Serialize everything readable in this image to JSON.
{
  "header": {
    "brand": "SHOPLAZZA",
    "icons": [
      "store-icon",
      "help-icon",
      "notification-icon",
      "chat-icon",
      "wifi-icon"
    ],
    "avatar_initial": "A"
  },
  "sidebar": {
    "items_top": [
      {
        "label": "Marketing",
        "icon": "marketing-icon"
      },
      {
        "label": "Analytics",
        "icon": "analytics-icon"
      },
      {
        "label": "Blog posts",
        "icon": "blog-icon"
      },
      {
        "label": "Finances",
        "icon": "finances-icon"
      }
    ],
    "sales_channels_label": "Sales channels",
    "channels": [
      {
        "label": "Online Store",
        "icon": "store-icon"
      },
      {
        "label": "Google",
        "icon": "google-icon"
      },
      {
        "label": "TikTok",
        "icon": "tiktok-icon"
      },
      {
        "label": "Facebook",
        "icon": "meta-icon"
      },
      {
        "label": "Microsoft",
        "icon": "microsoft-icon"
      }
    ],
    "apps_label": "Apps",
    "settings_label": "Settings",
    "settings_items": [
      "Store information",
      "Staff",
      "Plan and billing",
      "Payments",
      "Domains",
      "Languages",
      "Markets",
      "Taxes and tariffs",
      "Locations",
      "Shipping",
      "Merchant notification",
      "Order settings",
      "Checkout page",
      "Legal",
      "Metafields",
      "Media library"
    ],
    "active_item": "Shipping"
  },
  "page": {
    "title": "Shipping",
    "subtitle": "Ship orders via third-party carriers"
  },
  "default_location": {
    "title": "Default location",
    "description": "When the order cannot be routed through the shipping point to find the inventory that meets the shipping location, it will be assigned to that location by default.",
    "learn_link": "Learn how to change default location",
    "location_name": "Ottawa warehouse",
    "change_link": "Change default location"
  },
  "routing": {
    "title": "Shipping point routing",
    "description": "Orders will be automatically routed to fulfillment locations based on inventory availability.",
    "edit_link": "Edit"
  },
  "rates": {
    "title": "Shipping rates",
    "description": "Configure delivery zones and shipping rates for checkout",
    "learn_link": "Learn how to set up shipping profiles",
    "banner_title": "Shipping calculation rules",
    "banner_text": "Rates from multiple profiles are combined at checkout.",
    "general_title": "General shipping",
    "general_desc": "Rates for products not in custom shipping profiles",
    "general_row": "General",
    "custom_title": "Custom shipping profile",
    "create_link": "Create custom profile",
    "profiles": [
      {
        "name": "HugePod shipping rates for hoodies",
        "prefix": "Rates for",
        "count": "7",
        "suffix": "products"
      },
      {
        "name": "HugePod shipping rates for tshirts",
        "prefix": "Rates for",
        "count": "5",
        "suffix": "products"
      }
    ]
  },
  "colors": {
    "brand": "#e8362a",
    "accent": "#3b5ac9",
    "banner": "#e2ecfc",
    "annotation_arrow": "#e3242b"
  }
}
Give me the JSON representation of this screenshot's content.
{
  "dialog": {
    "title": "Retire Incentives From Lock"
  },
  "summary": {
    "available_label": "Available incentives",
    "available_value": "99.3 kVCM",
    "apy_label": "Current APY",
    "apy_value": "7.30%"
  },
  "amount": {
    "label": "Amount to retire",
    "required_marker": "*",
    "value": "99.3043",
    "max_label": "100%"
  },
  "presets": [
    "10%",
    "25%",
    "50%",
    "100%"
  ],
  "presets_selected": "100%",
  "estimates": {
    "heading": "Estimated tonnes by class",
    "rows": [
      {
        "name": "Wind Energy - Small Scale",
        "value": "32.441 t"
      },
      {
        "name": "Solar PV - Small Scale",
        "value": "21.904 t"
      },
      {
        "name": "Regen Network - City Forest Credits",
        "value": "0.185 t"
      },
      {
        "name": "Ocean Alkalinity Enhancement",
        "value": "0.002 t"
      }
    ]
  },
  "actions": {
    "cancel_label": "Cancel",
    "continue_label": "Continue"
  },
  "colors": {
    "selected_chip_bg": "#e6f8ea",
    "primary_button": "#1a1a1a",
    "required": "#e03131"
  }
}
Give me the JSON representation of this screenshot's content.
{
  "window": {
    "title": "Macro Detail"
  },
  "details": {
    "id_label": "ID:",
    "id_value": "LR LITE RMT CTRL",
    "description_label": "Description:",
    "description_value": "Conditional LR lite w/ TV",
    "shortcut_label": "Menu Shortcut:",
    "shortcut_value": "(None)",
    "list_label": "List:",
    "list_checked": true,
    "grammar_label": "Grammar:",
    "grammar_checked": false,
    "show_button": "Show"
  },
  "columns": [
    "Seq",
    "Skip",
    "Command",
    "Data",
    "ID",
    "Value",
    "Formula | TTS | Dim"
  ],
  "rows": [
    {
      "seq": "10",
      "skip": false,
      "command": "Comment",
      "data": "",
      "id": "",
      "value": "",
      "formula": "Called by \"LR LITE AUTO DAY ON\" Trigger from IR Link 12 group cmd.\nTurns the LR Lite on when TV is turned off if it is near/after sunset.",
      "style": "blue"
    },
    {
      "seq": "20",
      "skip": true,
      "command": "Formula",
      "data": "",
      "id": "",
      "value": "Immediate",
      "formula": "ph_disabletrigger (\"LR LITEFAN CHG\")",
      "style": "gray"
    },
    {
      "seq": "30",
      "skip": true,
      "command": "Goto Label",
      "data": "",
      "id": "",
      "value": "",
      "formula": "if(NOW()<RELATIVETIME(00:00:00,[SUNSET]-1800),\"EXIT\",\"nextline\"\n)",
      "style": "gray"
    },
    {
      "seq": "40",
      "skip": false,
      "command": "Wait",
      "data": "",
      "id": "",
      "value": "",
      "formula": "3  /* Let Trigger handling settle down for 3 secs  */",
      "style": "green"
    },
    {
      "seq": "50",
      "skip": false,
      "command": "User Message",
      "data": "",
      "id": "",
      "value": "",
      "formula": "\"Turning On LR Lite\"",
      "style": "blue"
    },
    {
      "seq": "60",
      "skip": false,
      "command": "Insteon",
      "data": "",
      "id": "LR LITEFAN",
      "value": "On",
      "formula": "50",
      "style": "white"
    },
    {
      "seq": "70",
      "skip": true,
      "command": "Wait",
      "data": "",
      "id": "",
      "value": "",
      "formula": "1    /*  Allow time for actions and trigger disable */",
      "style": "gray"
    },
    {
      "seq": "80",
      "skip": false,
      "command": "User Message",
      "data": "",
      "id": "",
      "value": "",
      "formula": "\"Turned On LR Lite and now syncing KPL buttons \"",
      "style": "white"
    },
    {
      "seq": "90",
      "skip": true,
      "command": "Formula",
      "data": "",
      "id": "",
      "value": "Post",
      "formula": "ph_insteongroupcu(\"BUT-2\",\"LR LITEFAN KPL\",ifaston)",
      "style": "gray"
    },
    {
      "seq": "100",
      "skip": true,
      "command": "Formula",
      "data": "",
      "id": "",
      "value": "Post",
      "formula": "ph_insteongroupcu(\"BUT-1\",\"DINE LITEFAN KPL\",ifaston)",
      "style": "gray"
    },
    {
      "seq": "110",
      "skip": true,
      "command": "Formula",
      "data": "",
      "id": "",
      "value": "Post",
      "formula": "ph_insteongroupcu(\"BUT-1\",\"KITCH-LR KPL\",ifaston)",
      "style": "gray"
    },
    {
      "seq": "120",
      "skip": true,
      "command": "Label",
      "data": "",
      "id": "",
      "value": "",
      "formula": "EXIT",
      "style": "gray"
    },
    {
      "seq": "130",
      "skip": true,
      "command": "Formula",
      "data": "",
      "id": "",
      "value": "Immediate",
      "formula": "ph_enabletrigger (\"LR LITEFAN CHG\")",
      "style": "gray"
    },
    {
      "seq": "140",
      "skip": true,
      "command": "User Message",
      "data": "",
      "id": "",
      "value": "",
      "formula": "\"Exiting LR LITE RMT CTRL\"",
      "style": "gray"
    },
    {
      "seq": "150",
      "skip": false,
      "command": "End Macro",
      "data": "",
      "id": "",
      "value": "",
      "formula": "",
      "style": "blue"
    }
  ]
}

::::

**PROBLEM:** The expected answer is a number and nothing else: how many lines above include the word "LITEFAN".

**COMPLETED EXERCISE:** 5